The hazards of sleep deprivation in EMS
Many states are looking at creating or strengthening laws that punish drivers who drive while overly tired/exhausted
By Jim Love
It was a very, very routine transport. It was the transport of a young, stable and sedated patient from an ER across state to a psych facility.
The family was following in their own vehicle. Mile after mile of the same highway. Mile after mile.
Not long after departure, the patient was sound asleep. Not long after the patient fell asleep, so too did the medic in the back. Not long after, the family witnessed the ambulance leave the highway.
They assumed the ambulance was pulling off for fuel or a bathroom break. That is until the ambulance hit a bridge abutment at full speed, its brake lights never coming on.
The driver died. The medic, sitting in the captain's chair suffered a lacerated liver and spleen, lacerated by the patient who slid out of the stretcher straps.
The conclusion was that the driver fell asleep.
A leading cause of death
According to a recent story on ABC News, and the video report in this article, more than 6,000 people fall asleep while driving, and die. Exhausted driving is the second leading cause of deaths on our highways, second to drunk driving and ahead of texting while driving.
Sleep deprivation is not only a hazard while driving, it also affects judgment, mood and job performance and may cause up to $31 billion a year in industrial accidents.
I think back to my old days on the road, first working 24-hour shifts. I remember one shift responding to 33 calls in 24 hours, 11 after midnight. I remember as this was the busiest shift I ever had.
Way back in the very old days, when ambulances also transported bodies to funeral homes, following a very busy shift I recall getting a frantic call at 7:00 AM from a funeral director, demanding to know where his dead person was.
I assured him we made the delivery a couple of hours earlier and promptly went back to bed. An hour later, the on-coming crew woke us up asking, "what's with the dead guy in the back of the truck?"
Later, after I stopped working 24-hour shifts, I recall sitting on post, hour after hour, falling asleep, not because I was overly tired more like just bored.
So my point is…been there, done that. I've been sleepy behind the wheel, likely fallen asleep behind the wheel and made errors due to exhaustion.
I've investigated many a collision where the only explanation — but one that cannot be proven and is rarely admitted to — is that the operator fell asleep. I have also seen many in the EMS field work multiple jobs, 90-100 hours a week, every week.
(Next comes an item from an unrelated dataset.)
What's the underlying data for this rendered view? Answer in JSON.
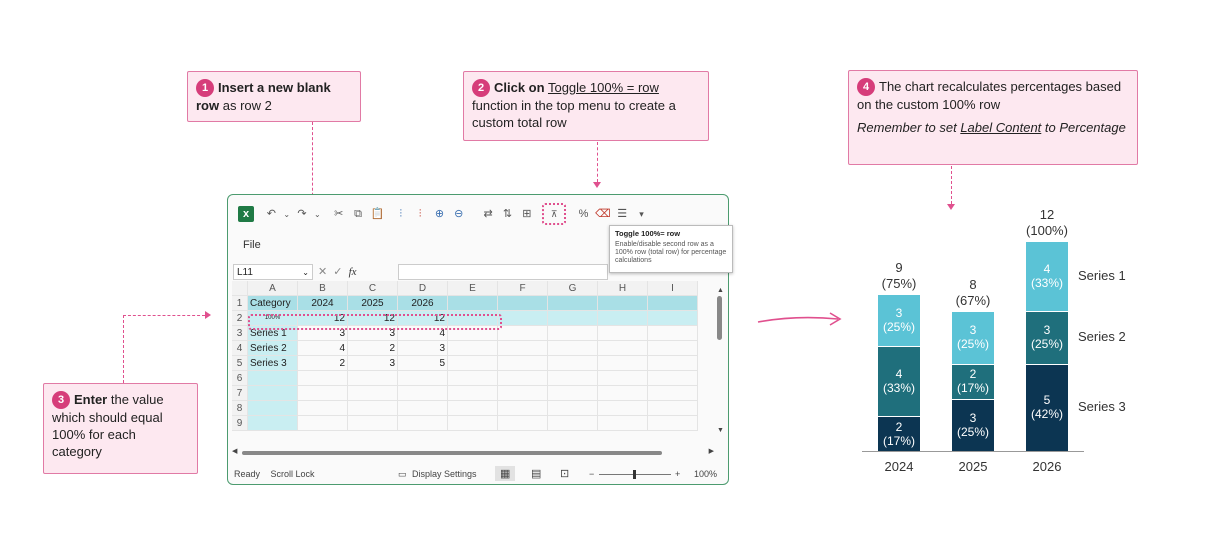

The ABC story also discussed the phenomenon called "Micro Sleep," brief transitions from a wakeful state to being asleep, perhaps in as little as a second. Sleep error can follow only one poor night's sleep. In the cases of Micro Sleep, the eyes may still be open.
Many states are looking at creating or strengthening laws that punish drivers who drive while overly tired/exhausted. I'm not sure this is the best answer but I am sure that it will come.
The report goes on to say that neither opening the windows nor turning up the stereo will help. These were my two most common strategies. They did state that coffee (caffeine) will help but only for a period of time.
So what is EMS to do? First we need to foster open communications. We should have an environment and culture where an employee can call a supervisor and say, "Man I just can't stay awake."
It seems this might be a good ruse for an employee to get out of work, to get off early. It's also a way to possibly save a life. Consider that they are telling the truth and consider the alternative to not taking action.
Fore knowledge can take a claim of negligence and turn it to gross negligence. Partners should watch out for each other and should speak up. Be aware of long shifts and the off-duty activities that may impact sleep.
Post a safety message about the hazards of sleep deprivation. Invite employees to let you know. Remember too that sleep not only affects driving; as it affects judgment and mental acuity, a medic suffering exhaustion may make an error in drug calculations and/or make other patient care mistakes.
As humans, we might always suffer some level of sleep deprivation and exhaustion from time to time. In EMS at least we do not work alone. We can look out for each other. We can speak up and we can set a culture that makes it OK to say, "I need some rest."